Page and application data records
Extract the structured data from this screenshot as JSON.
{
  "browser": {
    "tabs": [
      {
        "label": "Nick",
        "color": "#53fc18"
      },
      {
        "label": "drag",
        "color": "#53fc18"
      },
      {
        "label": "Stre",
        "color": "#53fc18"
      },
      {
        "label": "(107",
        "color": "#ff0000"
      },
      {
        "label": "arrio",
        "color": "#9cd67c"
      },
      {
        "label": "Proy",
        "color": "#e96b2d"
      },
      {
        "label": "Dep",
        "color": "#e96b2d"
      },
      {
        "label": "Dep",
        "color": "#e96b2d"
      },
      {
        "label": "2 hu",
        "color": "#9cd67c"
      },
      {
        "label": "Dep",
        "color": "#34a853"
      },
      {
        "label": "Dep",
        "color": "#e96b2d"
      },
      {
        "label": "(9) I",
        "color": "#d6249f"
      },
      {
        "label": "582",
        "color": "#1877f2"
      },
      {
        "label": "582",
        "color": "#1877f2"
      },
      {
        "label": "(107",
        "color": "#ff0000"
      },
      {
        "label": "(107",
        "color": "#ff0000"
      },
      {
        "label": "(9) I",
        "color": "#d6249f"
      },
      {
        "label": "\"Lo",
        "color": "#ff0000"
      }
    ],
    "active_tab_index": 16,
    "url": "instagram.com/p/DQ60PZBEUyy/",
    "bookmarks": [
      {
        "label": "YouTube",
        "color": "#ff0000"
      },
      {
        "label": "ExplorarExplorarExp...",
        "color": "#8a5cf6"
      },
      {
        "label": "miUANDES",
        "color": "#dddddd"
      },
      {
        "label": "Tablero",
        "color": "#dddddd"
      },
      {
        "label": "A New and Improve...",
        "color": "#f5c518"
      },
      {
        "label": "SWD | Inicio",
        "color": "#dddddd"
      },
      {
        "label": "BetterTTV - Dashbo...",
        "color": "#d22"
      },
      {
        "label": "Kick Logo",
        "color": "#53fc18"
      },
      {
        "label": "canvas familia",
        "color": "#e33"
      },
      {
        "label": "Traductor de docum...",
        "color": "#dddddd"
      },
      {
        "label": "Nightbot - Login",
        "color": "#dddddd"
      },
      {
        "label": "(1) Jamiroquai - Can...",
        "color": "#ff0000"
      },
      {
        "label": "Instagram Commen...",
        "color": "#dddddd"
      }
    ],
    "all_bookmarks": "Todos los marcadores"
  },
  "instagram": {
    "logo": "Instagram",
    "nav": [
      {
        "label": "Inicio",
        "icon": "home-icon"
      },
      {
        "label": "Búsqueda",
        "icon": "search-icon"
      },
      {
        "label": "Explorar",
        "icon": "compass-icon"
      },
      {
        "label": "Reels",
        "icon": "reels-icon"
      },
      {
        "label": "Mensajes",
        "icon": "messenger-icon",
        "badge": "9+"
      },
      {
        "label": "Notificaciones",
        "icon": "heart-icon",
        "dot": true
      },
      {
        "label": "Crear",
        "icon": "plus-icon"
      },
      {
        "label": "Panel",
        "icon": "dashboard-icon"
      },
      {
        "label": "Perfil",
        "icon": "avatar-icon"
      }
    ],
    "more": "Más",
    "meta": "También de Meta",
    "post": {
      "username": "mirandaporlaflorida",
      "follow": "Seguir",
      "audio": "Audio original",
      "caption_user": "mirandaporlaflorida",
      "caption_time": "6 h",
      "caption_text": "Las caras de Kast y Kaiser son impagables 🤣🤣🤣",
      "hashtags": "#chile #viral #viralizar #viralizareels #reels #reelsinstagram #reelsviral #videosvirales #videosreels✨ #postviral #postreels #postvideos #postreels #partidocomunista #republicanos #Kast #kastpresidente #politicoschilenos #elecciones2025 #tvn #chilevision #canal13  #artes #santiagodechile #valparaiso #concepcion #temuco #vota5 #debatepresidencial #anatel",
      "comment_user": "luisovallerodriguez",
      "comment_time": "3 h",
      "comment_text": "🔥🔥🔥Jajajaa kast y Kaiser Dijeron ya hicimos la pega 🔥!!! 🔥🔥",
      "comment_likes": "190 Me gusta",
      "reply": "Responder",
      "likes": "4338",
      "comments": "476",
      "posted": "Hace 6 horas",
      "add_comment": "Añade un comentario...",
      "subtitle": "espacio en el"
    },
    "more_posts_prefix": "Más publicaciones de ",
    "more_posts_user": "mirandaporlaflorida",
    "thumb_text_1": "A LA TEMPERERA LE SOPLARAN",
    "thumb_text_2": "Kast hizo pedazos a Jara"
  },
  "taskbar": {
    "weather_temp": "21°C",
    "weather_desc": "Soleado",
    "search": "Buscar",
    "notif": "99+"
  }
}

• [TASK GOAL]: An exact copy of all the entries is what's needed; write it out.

• [REPLY]:
Extract the structured data from this screenshot as JSON.
{
  "browser": {
    "tabs": [
      {
        "label": "Nick",
        "color": "#53fc18"
      },
      {
        "label": "drag",
        "color": "#53fc18"
      },
      {
        "label": "Stre",
        "color": "#53fc18"
      },
      {
        "label": "(107",
        "color": "#ff0000"
      },
      {
        "label": "arrio",
        "color": "#9cd67c"
      },
      {
        "label": "Proy",
        "color": "#e96b2d"
      },
      {
        "label": "Dep",
        "color": "#e96b2d"
      },
      {
        "label": "Dep",
        "color": "#e96b2d"
      },
      {
        "label": "2 hu",
        "color": "#9cd67c"
      },
      {
        "label": "Dep",
        "color": "#34a853"
      },
      {
        "label": "Dep",
        "color": "#e96b2d"
      },
      {
        "label": "(9) I",
        "color": "#d6249f"
      },
      {
        "label": "582",
        "color": "#1877f2"
      },
      {
        "label": "582",
        "color": "#1877f2"
      },
      {
        "label": "(107",
        "color": "#ff0000"
      },
      {
        "label": "(107",
        "color": "#ff0000"
      },
      {
        "label": "(9) I",
        "color": "#d6249f"
      },
      {
        "label": "\"Lo",
        "color": "#ff0000"
      }
    ],
    "active_tab_index": 16,
    "url": "instagram.com/p/DQ60PZBEUyy/",
    "bookmarks": [
      {
        "label": "YouTube",
        "color": "#ff0000"
      },
      {
        "label": "ExplorarExplorarExp...",
        "color": "#8a5cf6"
      },
      {
        "label": "miUANDES",
        "color": "#dddddd"
      },
      {
        "label": "Tablero",
        "color": "#dddddd"
      },
      {
        "label": "A New and Improve...",
        "color": "#f5c518"
      },
      {
        "label": "SWD | Inicio",
        "color": "#dddddd"
      },
      {
        "label": "BetterTTV - Dashbo...",
        "color": "#d22"
      },
      {
        "label": "Kick Logo",
        "color": "#53fc18"
      },
      {
        "label": "canvas familia",
        "color": "#e33"
      },
      {
        "label": "Traductor de docum...",
        "color": "#dddddd"
      },
      {
        "label": "Nightbot - Login",
        "color": "#dddddd"
      },
      {
        "label": "(1) Jamiroquai - Can...",
        "color": "#ff0000"
      },
      {
        "label": "Instagram Commen...",
        "color": "#dddddd"
      }
    ],
    "all_bookmarks": "Todos los marcadores"
  },
  "instagram": {
    "logo": "Instagram",
    "nav": [
      {
        "label": "Inicio",
        "icon": "home-icon"
      },
      {
        "label": "Búsqueda",
        "icon": "search-icon"
      },
      {
        "label": "Explorar",
        "icon": "compass-icon"
      },
      {
        "label": "Reels",
        "icon": "reels-icon"
      },
      {
        "label": "Mensajes",
        "icon": "messenger-icon",
        "badge": "9+"
      },
      {
        "label": "Notificaciones",
        "icon": "heart-icon",
        "dot": true
      },
      {
        "label": "Crear",
        "icon": "plus-icon"
      },
      {
        "label": "Panel",
        "icon": "dashboard-icon"
      },
      {
        "label": "Perfil",
        "icon": "avatar-icon"
      }
    ],
    "more": "Más",
    "meta": "También de Meta",
    "post": {
      "username": "mirandaporlaflorida",
      "follow": "Seguir",
      "audio": "Audio original",
      "caption_user": "mirandaporlaflorida",
      "caption_time": "6 h",
      "caption_text": "Las caras de Kast y Kaiser son impagables 🤣🤣🤣",
      "hashtags": "#chile #viral #viralizar #viralizareels #reels #reelsinstagram #reelsviral #videosvirales #videosreels✨ #postviral #postreels #postvideos #postreels #partidocomunista #republicanos #Kast #kastpresidente #politicoschilenos #elecciones2025 #tvn #chilevision #canal13  #artes #santiagodechile #valparaiso #concepcion #temuco #vota5 #debatepresidencial #anatel",
      "comment_user": "luisovallerodriguez",
      "comment_time": "3 h",
      "comment_text": "🔥🔥🔥Jajajaa kast y Kaiser Dijeron ya hicimos la pega 🔥!!! 🔥🔥",
      "comment_likes": "190 Me gusta",
      "reply": "Responder",
      "likes": "4338",
      "comments": "476",
      "posted": "Hace 6 horas",
      "add_comment": "Añade un comentario...",
      "subtitle": "espacio en el"
    },
    "more_posts_prefix": "Más publicaciones de ",
    "more_posts_user": "mirandaporlaflorida",
    "thumb_text_1": "A LA TEMPERERA LE SOPLARAN",
    "thumb_text_2": "Kast hizo pedazos a Jara"
  },
  "taskbar": {
    "weather_temp": "21°C",
    "weather_desc": "Soleado",
    "search": "Buscar",
    "notif": "99+"
  }
}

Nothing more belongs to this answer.